It is less of a problem at Under-17s, the age group at which we recently reached the European final - because those players are not involved in first-team squads. But at the later, crucial ages, we do not put out our best teams. It is ludicrous. People look at the results and say, "The kids are not good enough". They are, if we could only play our best players. The likes of Richards, Walcott and Cattermole, for example, once they have played Under-21s, are not deemed to be available for the Under-19s. Why not? Playing for them in a tournament, and possibly winning, would be good for their international education. On the same basis, consideration should have been given to playing Wayne Rooney - who is not involved with England in Estonia as he is suspended - in the Under-21s tournament. It should not be degrading to go back down a level.

The outlook is very different elsewhere. Countries like France and Italy, and on the world scene Brazil and Argentina, regularly play their top players in these tournaments and are very successful. The benefits are then felt at senior level.

It would be really beneficial to our international game to ensure we play the best sides in competitive matches. It would build our reputation internationally and give the kids that winning mentality. If they can handle it as teenagers, they will be prepared for it later on. The FA appears wary of standing up to clubs on the issue. It needs to, for the benefit of future England teams.

Italy demonstrate value of youthful experience

By Glenn Moore

The Italian squad who won the 2006 World Cup was a tournament-hardened group. More than a dozen of the party had won the European Under-21 Championship, a biennial tournament won by Italy in 1992, 1994, 2000 and 2004.

Such a statistic underlines the value of taking Uefa's age-group tournaments seriously. England have rarely done so. In various formats there have been 46 tournaments involving the three championships, currently U17, U19 and U21, in the last two decades. England have won one - the 1993 Under-18 Championship, hosted in England.

Robbie Fowler was the tournament's top scorer, with five goals. Darren Caskey, whose subsequent career was somewhat less notable, scored the only goal of the final in which England beat Turkey at the City Ground. Julian Joachim was the star while Gary Neville, Nicky Butt, Paul Scholes and Sol Campbell also figured.

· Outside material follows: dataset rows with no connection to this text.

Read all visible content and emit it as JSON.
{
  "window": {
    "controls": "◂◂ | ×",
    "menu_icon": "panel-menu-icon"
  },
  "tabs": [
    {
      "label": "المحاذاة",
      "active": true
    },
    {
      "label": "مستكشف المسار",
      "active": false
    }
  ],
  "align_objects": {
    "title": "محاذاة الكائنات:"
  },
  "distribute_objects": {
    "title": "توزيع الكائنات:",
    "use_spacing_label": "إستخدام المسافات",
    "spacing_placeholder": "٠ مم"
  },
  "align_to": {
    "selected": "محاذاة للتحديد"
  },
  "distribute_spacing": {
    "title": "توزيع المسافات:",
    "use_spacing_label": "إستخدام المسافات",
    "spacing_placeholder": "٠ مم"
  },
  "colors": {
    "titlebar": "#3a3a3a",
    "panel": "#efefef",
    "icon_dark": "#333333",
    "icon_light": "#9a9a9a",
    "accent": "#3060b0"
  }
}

The most successful country in this period has been Spain, with 10 victories, followed by Italy and Portugal with seven, and France with six. Spain regularly blow up in tournaments but the other three nations account for six of the eight appearances by European teams in World Cup and European Championship finals during the past decade.